Arguably the most touching moment was when Calypso King Dr. Slinger ‘Mighty Sparrow’ Francisco appeared on stage. Also known as the ‘Birdie’, the Grenadian-born seventy-five year old, although visibly ill, still had the vocal strength and the courage to grace the NAPA stage. Before this though, players from Creative Arts U.W.I. delivered a remarkable theatrical presentation of his 1960 winning Calypso “Ten To One Is Murder”. The song is said to be inspired by true a true event involving Vernon Ottley, his lady friend Miss Kent and The Mighty Sparrow. As Caldwell Taylor in “Sparrow and the Arithmetic of Self-Defense Ten To One Is Murder” tells us,

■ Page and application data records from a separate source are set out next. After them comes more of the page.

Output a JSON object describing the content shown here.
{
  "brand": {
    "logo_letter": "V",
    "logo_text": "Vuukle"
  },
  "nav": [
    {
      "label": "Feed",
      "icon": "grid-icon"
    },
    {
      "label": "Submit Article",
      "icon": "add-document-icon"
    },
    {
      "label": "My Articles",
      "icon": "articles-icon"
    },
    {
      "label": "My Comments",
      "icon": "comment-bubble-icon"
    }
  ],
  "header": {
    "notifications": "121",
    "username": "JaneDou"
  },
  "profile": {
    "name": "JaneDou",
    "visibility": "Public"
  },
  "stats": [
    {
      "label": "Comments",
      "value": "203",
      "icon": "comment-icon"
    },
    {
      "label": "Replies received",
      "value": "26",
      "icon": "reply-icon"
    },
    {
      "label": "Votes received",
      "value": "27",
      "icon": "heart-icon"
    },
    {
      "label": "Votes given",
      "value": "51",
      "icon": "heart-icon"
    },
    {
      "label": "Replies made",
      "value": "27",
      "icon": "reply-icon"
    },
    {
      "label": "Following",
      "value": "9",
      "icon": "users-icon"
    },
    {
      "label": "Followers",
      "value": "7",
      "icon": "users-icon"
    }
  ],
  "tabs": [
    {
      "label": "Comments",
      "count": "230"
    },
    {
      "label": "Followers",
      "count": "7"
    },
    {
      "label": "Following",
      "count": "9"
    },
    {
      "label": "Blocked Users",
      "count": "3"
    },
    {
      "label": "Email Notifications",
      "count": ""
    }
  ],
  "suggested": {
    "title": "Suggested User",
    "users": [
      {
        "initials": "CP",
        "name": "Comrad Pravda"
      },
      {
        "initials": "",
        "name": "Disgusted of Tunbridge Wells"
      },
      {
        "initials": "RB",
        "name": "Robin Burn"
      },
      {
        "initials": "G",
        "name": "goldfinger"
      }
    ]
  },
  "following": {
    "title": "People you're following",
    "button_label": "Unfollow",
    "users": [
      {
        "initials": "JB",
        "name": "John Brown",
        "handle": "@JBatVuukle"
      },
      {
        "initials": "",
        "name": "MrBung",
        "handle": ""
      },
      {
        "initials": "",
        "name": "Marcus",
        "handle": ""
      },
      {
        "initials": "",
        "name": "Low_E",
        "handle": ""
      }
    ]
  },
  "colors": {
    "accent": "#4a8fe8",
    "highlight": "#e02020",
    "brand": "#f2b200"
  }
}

The trouble that inspired “Ten to One” got started when, according to Vernon Ottley, Sparrow threw a lecherous gaze on Miss Kent, Ottley’s “girl”, who hailed from (Paradise) Grenada. Naturally Vernon asserted his property rights and objected to the bard’s trespass. Heated words were hurled into the sweated air inside the Miramar and Sparrow and his buddy, Calypsonian Lord Creator, very wisely decided to cut out. Vernon and his crew gave chase; they were all wearing their garlic-smeared razors.
Too weak to stand, Sparrow sat though his performances. This situation was distressing to many who were saddened to see the ‘Birdie’ in such an unusual position. However, his voice was still as one could have remembered, which mitigated the situation to some extent. On the second night, although still ill, the legend was joined by ‘Calypso Rose’, Erphaan Alves, Fede, Roderick ‘Chucky’ Gordon, Kurt Allen, Duane O’Connor, Kwesi Jeffers and players from Creative Arts U.W.I. Their presence helped a great deal to liven Sparrow’s spirits and their combined performance gave the audience a treat to forever remember. Songs included “Jean and Dinah” (1956) “Mae Mae” (1960) and “Congo Man” (1965) which the audience lustily sang along to. Although no longer as vibrant as he used to be the ‘Sparrow’ that we’ve all grown accustomed to and enjoyed over the years would always remain with us.
Contributing to making the event a memorable one were Earl Brooks, who played the Steelpan with dexterity and grace accompanying artistes Kurt Allen and Winston ‘De Fosto’ Scarborough; background vocalists, Adanna, Cindy, Louisa, Michell and Patricia; and Enrique Moore and the members of the Trinidad and Tobago Police Band.
Overall, this event was well-organized and well-presented. The storylines in the theatrical presentations and the performances of the Calypsonians both young and old clearly defined what was intended: a vision of Trinidad and Tobago though Calypso history. Certainly, all in attendance would be happy to remember part of the evolution of our country’s music and would hopefully continue to propagate this history for years to come.